- _Data about app and page elements_

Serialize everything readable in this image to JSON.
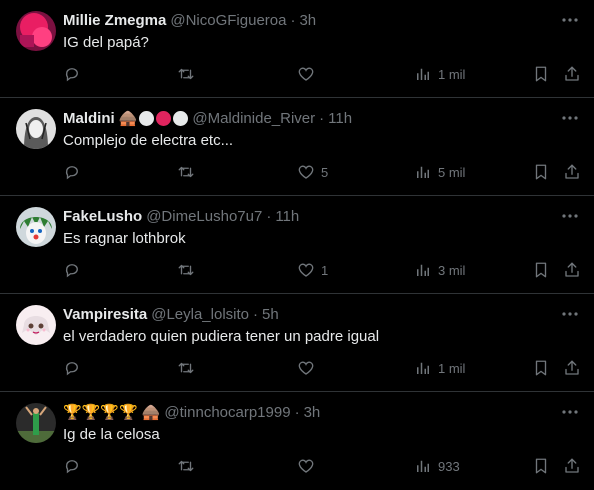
{
  "tweets": [
    {
      "name": "Millie Zmegma",
      "handle": "@NicoGFigueroa",
      "separator": "·",
      "time": "3h",
      "text": "IG del papá?",
      "replies": "",
      "retweets": "",
      "likes": "",
      "views": "1 mil",
      "avatar_color": "#c2185b",
      "badges": []
    },
    {
      "name": "Maldini",
      "handle": "@Maldinide_River",
      "separator": "·",
      "time": "11h",
      "text": "Complejo de electra etc...",
      "replies": "",
      "retweets": "",
      "likes": "5",
      "views": "5 mil",
      "avatar_color": "#d8d8d8",
      "badges": [
        "house-emoji",
        "white-circle",
        "red-circle",
        "white-circle"
      ]
    },
    {
      "name": "FakeLusho",
      "handle": "@DimeLusho7u7",
      "separator": "·",
      "time": "11h",
      "text": "Es ragnar lothbrok",
      "replies": "",
      "retweets": "",
      "likes": "1",
      "views": "3 mil",
      "avatar_color": "#2e7d32",
      "badges": []
    },
    {
      "name": "Vampiresita",
      "handle": "@Leyla_lolsito",
      "separator": "·",
      "time": "5h",
      "text": "el verdadero quien pudiera tener un padre igual",
      "replies": "",
      "retweets": "",
      "likes": "",
      "views": "1 mil",
      "avatar_color": "#f2e9ec",
      "badges": []
    },
    {
      "name": "🏆🏆🏆🏆",
      "handle": "@tinnchocarp1999",
      "separator": "·",
      "time": "3h",
      "text": "Ig de la celosa",
      "replies": "",
      "retweets": "",
      "likes": "",
      "views": "933",
      "avatar_color": "#3a3a3a",
      "badges": [
        "house-emoji"
      ]
    }
  ],
  "colors": {
    "background": "#000000",
    "text": "#e7e9ea",
    "muted": "#71767b",
    "divider": "#2f3336",
    "badge_red": "#e0245e"
  }
}
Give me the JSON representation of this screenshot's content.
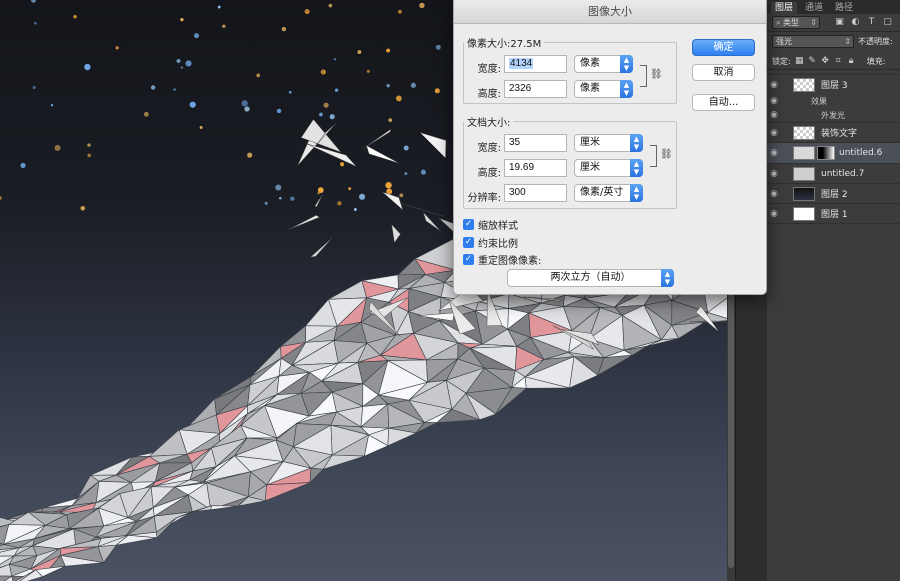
{
  "dialog": {
    "title": "图像大小",
    "pixel_group": {
      "legend": "像素大小:27.5M",
      "width_label": "宽度:",
      "width_value": "4134",
      "width_unit": "像素",
      "height_label": "高度:",
      "height_value": "2326",
      "height_unit": "像素"
    },
    "document_group": {
      "legend": "文档大小:",
      "width_label": "宽度:",
      "width_value": "35",
      "width_unit": "厘米",
      "height_label": "高度:",
      "height_value": "19.69",
      "height_unit": "厘米",
      "resolution_label": "分辨率:",
      "resolution_value": "300",
      "resolution_unit": "像素/英寸"
    },
    "checkboxes": [
      {
        "label": "缩放样式",
        "checked": true
      },
      {
        "label": "约束比例",
        "checked": true
      },
      {
        "label": "重定图像像素:",
        "checked": true
      }
    ],
    "resample_method": "两次立方（自动）",
    "buttons": {
      "ok": "确定",
      "cancel": "取消",
      "auto": "自动..."
    }
  },
  "layers_panel": {
    "tabs": [
      "图层",
      "通道",
      "路径"
    ],
    "filter_kind": "类型",
    "blend_mode": "强光",
    "opacity_label": "不透明度:",
    "lock_label": "锁定:",
    "fill_label": "填充:",
    "layers": [
      {
        "name": "图层 3",
        "selected": false
      },
      {
        "name": "装饰文字",
        "selected": false
      },
      {
        "name": "untitled.6",
        "selected": true
      },
      {
        "name": "untitled.7",
        "selected": false
      },
      {
        "name": "图层 2",
        "selected": false
      },
      {
        "name": "图层 1",
        "selected": false
      }
    ],
    "effects_label": "效果",
    "outer_glow_label": "外发光"
  },
  "colors": {
    "accent": "#2e7ff0",
    "panel_bg": "#3c3c3c",
    "dialog_bg": "#ececec"
  }
}
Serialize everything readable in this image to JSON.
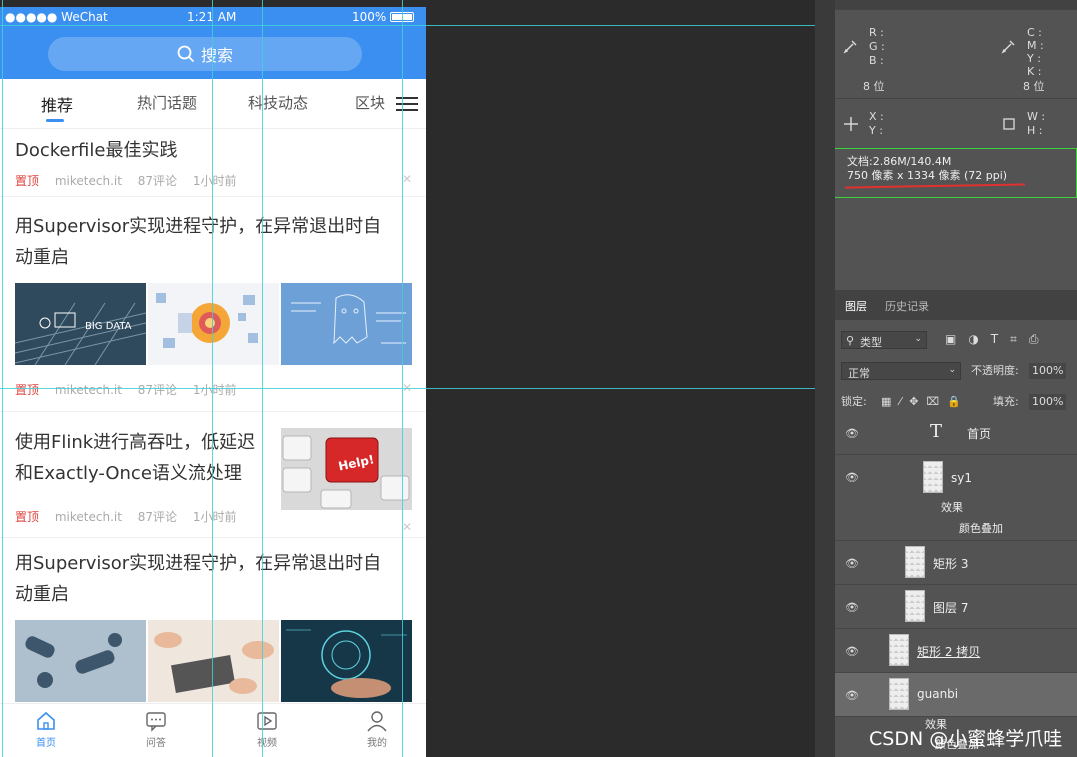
{
  "status_bar": {
    "carrier": "●●●●● WeChat",
    "time": "1:21 AM",
    "battery": "100%"
  },
  "search": {
    "placeholder": "搜索"
  },
  "tabs": [
    {
      "label": "推荐",
      "active": true
    },
    {
      "label": "热门话题"
    },
    {
      "label": "科技动态"
    },
    {
      "label": "区块"
    }
  ],
  "articles": [
    {
      "title": "Dockerfile最佳实践",
      "pin": "置顶",
      "source": "miketech.it",
      "comments": "87评论",
      "time": "1小时前"
    },
    {
      "title_line1": "用Supervisor实现进程守护，在异常退出时自",
      "title_line2": "动重启",
      "pin": "置顶",
      "source": "miketech.it",
      "comments": "87评论",
      "time": "1小时前",
      "image_text": "BIG DATA"
    },
    {
      "title_line1": "使用Flink进行高吞吐，低延迟",
      "title_line2": "和Exactly-Once语义流处理",
      "pin": "置顶",
      "source": "miketech.it",
      "comments": "87评论",
      "time": "1小时前",
      "image_text": "Help!"
    },
    {
      "title_line1": "用Supervisor实现进程守护，在异常退出时自",
      "title_line2": "动重启"
    }
  ],
  "bottom_tabs": [
    {
      "label": "首页",
      "icon": "home-icon",
      "active": true
    },
    {
      "label": "问答",
      "icon": "chat-icon"
    },
    {
      "label": "视频",
      "icon": "video-icon"
    },
    {
      "label": "我的",
      "icon": "user-icon"
    }
  ],
  "ps": {
    "rgb_labels": "R :\nG :\nB :",
    "cmyk_labels": "C :\nM :\nY :\nK :",
    "bits_left": "8 位",
    "bits_right": "8 位",
    "xy_labels": "X :\nY :",
    "wh_labels": "W :\nH :",
    "doc_size": "文档:2.86M/140.4M",
    "doc_dims": "750 像素 x 1334 像素 (72 ppi)",
    "layers_tab": "图层",
    "history_tab": "历史记录",
    "filter_kind": "类型",
    "blend_mode": "正常",
    "opacity_label": "不透明度:",
    "opacity_value": "100%",
    "lock_label": "锁定:",
    "fill_label": "填充:",
    "fill_value": "100%",
    "layers": [
      {
        "name": "首页",
        "kind": "text"
      },
      {
        "name": "sy1",
        "kind": "smart"
      },
      {
        "name": "效果",
        "kind": "effect"
      },
      {
        "name": "颜色叠加",
        "kind": "effect"
      },
      {
        "name": "矩形 3",
        "kind": "smart"
      },
      {
        "name": "图层 7",
        "kind": "smart"
      },
      {
        "name": "矩形 2 拷贝",
        "kind": "smart"
      },
      {
        "name": "guanbi",
        "kind": "smart",
        "selected": true
      },
      {
        "name": "效果",
        "kind": "effect"
      },
      {
        "name": "颜色叠加",
        "kind": "effect"
      }
    ]
  },
  "watermark": "CSDN @小蜜蜂学爪哇",
  "colors": {
    "brand_blue": "#3b8ff0",
    "pin_red": "#e0443f",
    "guide_cyan": "#3fd0d6",
    "highlight_green": "#3bd43b"
  }
}
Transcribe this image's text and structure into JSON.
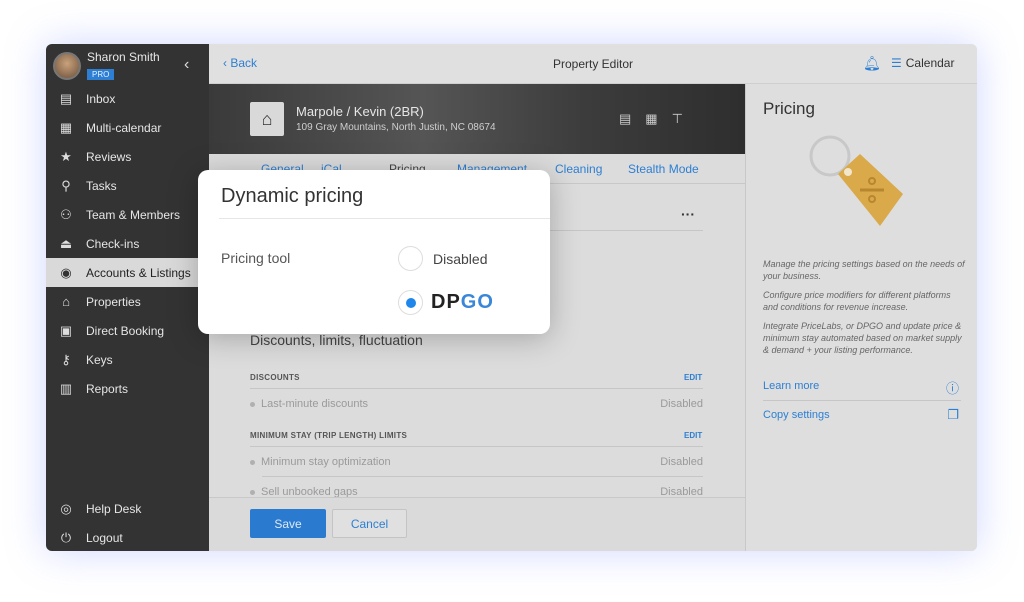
{
  "user": {
    "name": "Sharon Smith",
    "badge": "PRO"
  },
  "sidebar": {
    "items": [
      {
        "label": "Inbox",
        "icon": "chat-icon",
        "glyph": "▤"
      },
      {
        "label": "Multi-calendar",
        "icon": "calendar-icon",
        "glyph": "▦"
      },
      {
        "label": "Reviews",
        "icon": "star-icon",
        "glyph": "★"
      },
      {
        "label": "Tasks",
        "icon": "broom-icon",
        "glyph": "⚲"
      },
      {
        "label": "Team & Members",
        "icon": "team-icon",
        "glyph": "⚇"
      },
      {
        "label": "Check-ins",
        "icon": "bell-desk-icon",
        "glyph": "⏏"
      },
      {
        "label": "Accounts & Listings",
        "icon": "account-icon",
        "glyph": "◉",
        "active": true
      },
      {
        "label": "Properties",
        "icon": "home-icon",
        "glyph": "⌂"
      },
      {
        "label": "Direct Booking",
        "icon": "web-icon",
        "glyph": "▣"
      },
      {
        "label": "Keys",
        "icon": "key-icon",
        "glyph": "⚷"
      },
      {
        "label": "Reports",
        "icon": "chart-icon",
        "glyph": "▥"
      }
    ],
    "bottom": [
      {
        "label": "Help Desk",
        "icon": "lifebuoy-icon",
        "glyph": "◎"
      },
      {
        "label": "Logout",
        "icon": "power-icon",
        "glyph": "⏻"
      }
    ]
  },
  "header": {
    "back": "Back",
    "title": "Property Editor",
    "calendar": "Calendar"
  },
  "property": {
    "name": "Marpole / Kevin (2BR)",
    "address": "109 Gray Mountains, North Justin, NC 08674"
  },
  "tabs": [
    "General",
    "iCal",
    "Pricing",
    "Management",
    "Cleaning",
    "Stealth Mode"
  ],
  "active_tab": "Pricing",
  "content": {
    "section_title": "Discounts, limits, fluctuation",
    "discounts": {
      "label": "DISCOUNTS",
      "edit": "EDIT",
      "rows": [
        {
          "name": "Last-minute discounts",
          "value": "Disabled"
        }
      ]
    },
    "min_stay": {
      "label": "MINIMUM STAY (TRIP LENGTH) LIMITS",
      "edit": "EDIT",
      "rows": [
        {
          "name": "Minimum stay optimization",
          "value": "Disabled"
        },
        {
          "name": "Sell unbooked gaps",
          "value": "Disabled"
        }
      ]
    }
  },
  "footer": {
    "save": "Save",
    "cancel": "Cancel"
  },
  "right_panel": {
    "title": "Pricing",
    "paragraphs": [
      "Manage the pricing settings based on the needs of your business.",
      "Configure price modifiers for different platforms and conditions for revenue increase.",
      "Integrate PriceLabs, or DPGO and update price & minimum stay automated based on market supply & demand + your listing performance."
    ],
    "learn_more": "Learn more",
    "copy_settings": "Copy settings"
  },
  "modal": {
    "title": "Dynamic pricing",
    "field_label": "Pricing tool",
    "options": [
      {
        "label": "Disabled",
        "selected": false
      },
      {
        "label": "DPGO",
        "selected": true
      }
    ],
    "logo_a": "DP",
    "logo_b": "GO"
  },
  "colors": {
    "accent": "#2d7fd3",
    "sidebar": "#333333",
    "radio_selected": "#1f86ec"
  }
}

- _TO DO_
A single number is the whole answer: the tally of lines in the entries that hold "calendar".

- _EXERCISE RESULT_
3